§ WHAT IS REQUIRED: Give back every record precisely.

§ TASK INPUTS:
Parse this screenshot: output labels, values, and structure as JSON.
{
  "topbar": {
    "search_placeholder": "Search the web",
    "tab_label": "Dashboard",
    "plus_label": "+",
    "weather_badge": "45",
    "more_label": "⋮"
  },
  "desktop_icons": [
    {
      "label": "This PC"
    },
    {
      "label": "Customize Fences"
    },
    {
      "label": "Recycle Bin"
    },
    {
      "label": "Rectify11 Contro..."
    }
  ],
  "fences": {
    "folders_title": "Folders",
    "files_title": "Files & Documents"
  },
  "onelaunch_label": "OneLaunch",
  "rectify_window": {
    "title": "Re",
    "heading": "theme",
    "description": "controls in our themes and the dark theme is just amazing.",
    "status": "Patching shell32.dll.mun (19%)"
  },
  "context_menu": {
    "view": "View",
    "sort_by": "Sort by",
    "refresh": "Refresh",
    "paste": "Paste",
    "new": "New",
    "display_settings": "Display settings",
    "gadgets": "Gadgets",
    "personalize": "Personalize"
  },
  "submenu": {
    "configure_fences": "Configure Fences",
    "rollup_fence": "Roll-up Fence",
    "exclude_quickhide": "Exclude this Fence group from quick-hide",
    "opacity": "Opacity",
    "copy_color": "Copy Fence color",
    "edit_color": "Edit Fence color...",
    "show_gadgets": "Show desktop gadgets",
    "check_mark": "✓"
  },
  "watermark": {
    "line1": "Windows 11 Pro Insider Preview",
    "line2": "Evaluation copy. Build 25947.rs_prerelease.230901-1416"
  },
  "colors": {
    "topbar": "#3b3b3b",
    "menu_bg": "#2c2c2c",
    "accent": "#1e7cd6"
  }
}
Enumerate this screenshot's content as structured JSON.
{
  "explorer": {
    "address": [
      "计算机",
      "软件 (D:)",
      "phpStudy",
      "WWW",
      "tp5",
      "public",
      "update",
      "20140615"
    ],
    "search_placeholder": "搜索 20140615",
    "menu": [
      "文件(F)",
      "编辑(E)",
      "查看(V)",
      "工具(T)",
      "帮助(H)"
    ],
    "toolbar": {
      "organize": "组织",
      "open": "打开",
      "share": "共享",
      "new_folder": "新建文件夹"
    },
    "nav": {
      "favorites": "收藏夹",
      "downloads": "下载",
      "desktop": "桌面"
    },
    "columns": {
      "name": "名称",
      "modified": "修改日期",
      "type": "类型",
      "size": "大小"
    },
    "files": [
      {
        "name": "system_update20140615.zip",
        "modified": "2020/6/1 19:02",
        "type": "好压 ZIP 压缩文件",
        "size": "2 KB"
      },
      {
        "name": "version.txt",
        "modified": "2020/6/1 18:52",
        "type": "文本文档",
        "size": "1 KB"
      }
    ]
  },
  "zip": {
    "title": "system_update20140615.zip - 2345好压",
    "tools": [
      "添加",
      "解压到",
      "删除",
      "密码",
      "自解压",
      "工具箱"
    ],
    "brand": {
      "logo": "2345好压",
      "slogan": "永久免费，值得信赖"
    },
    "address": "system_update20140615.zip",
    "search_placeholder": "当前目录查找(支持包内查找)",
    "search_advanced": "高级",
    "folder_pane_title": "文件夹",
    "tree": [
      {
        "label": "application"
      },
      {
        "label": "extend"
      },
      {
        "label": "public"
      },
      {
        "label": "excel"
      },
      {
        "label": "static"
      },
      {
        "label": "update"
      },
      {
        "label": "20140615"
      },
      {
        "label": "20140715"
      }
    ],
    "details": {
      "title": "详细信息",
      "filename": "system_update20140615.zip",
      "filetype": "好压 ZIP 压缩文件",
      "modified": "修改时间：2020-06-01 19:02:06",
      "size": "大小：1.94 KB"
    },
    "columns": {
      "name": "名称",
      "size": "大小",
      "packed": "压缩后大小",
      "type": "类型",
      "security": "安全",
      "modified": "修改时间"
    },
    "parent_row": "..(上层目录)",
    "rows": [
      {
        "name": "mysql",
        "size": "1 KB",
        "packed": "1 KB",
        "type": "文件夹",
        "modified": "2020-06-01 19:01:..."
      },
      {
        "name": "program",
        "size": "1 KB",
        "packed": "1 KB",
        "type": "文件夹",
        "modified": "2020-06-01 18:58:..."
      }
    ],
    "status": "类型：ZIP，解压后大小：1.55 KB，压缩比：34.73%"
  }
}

§ RESULT FOR THIS EXERCISE:
Parse this screenshot: output labels, values, and structure as JSON.
{
  "topbar": {
    "search_placeholder": "Search the web",
    "tab_label": "Dashboard",
    "plus_label": "+",
    "weather_badge": "45",
    "more_label": "⋮"
  },
  "desktop_icons": [
    {
      "label": "This PC"
    },
    {
      "label": "Customize Fences"
    },
    {
      "label": "Recycle Bin"
    },
    {
      "label": "Rectify11 Contro..."
    }
  ],
  "fences": {
    "folders_title": "Folders",
    "files_title": "Files & Documents"
  },
  "onelaunch_label": "OneLaunch",
  "rectify_window": {
    "title": "Re",
    "heading": "theme",
    "description": "controls in our themes and the dark theme is just amazing.",
    "status": "Patching shell32.dll.mun (19%)"
  },
  "context_menu": {
    "view": "View",
    "sort_by": "Sort by",
    "refresh": "Refresh",
    "paste": "Paste",
    "new": "New",
    "display_settings": "Display settings",
    "gadgets": "Gadgets",
    "personalize": "Personalize"
  },
  "submenu": {
    "configure_fences": "Configure Fences",
    "rollup_fence": "Roll-up Fence",
    "exclude_quickhide": "Exclude this Fence group from quick-hide",
    "opacity": "Opacity",
    "copy_color": "Copy Fence color",
    "edit_color": "Edit Fence color...",
    "show_gadgets": "Show desktop gadgets",
    "check_mark": "✓"
  },
  "watermark": {
    "line1": "Windows 11 Pro Insider Preview",
    "line2": "Evaluation copy. Build 25947.rs_prerelease.230901-1416"
  },
  "colors": {
    "topbar": "#3b3b3b",
    "menu_bg": "#2c2c2c",
    "accent": "#1e7cd6"
  }
}
Enumerate this screenshot's content as structured JSON.
{
  "explorer": {
    "address": [
      "计算机",
      "软件 (D:)",
      "phpStudy",
      "WWW",
      "tp5",
      "public",
      "update",
      "20140615"
    ],
    "search_placeholder": "搜索 20140615",
    "menu": [
      "文件(F)",
      "编辑(E)",
      "查看(V)",
      "工具(T)",
      "帮助(H)"
    ],
    "toolbar": {
      "organize": "组织",
      "open": "打开",
      "share": "共享",
      "new_folder": "新建文件夹"
    },
    "nav": {
      "favorites": "收藏夹",
      "downloads": "下载",
      "desktop": "桌面"
    },
    "columns": {
      "name": "名称",
      "modified": "修改日期",
      "type": "类型",
      "size": "大小"
    },
    "files": [
      {
        "name": "system_update20140615.zip",
        "modified": "2020/6/1 19:02",
        "type": "好压 ZIP 压缩文件",
        "size": "2 KB"
      },
      {
        "name": "version.txt",
        "modified": "2020/6/1 18:52",
        "type": "文本文档",
        "size": "1 KB"
      }
    ]
  },
  "zip": {
    "title": "system_update20140615.zip - 2345好压",
    "tools": [
      "添加",
      "解压到",
      "删除",
      "密码",
      "自解压",
      "工具箱"
    ],
    "brand": {
      "logo": "2345好压",
      "slogan": "永久免费，值得信赖"
    },
    "address": "system_update20140615.zip",
    "search_placeholder": "当前目录查找(支持包内查找)",
    "search_advanced": "高级",
    "folder_pane_title": "文件夹",
    "tree": [
      {
        "label": "application"
      },
      {
        "label": "extend"
      },
      {
        "label": "public"
      },
      {
        "label": "excel"
      },
      {
        "label": "static"
      },
      {
        "label": "update"
      },
      {
        "label": "20140615"
      },
      {
        "label": "20140715"
      }
    ],
    "details": {
      "title": "详细信息",
      "filename": "system_update20140615.zip",
      "filetype": "好压 ZIP 压缩文件",
      "modified": "修改时间：2020-06-01 19:02:06",
      "size": "大小：1.94 KB"
    },
    "columns": {
      "name": "名称",
      "size": "大小",
      "packed": "压缩后大小",
      "type": "类型",
      "security": "安全",
      "modified": "修改时间"
    },
    "parent_row": "..(上层目录)",
    "rows": [
      {
        "name": "mysql",
        "size": "1 KB",
        "packed": "1 KB",
        "type": "文件夹",
        "modified": "2020-06-01 19:01:..."
      },
      {
        "name": "program",
        "size": "1 KB",
        "packed": "1 KB",
        "type": "文件夹",
        "modified": "2020-06-01 18:58:..."
      }
    ],
    "status": "类型：ZIP，解压后大小：1.55 KB，压缩比：34.73%"
  }
}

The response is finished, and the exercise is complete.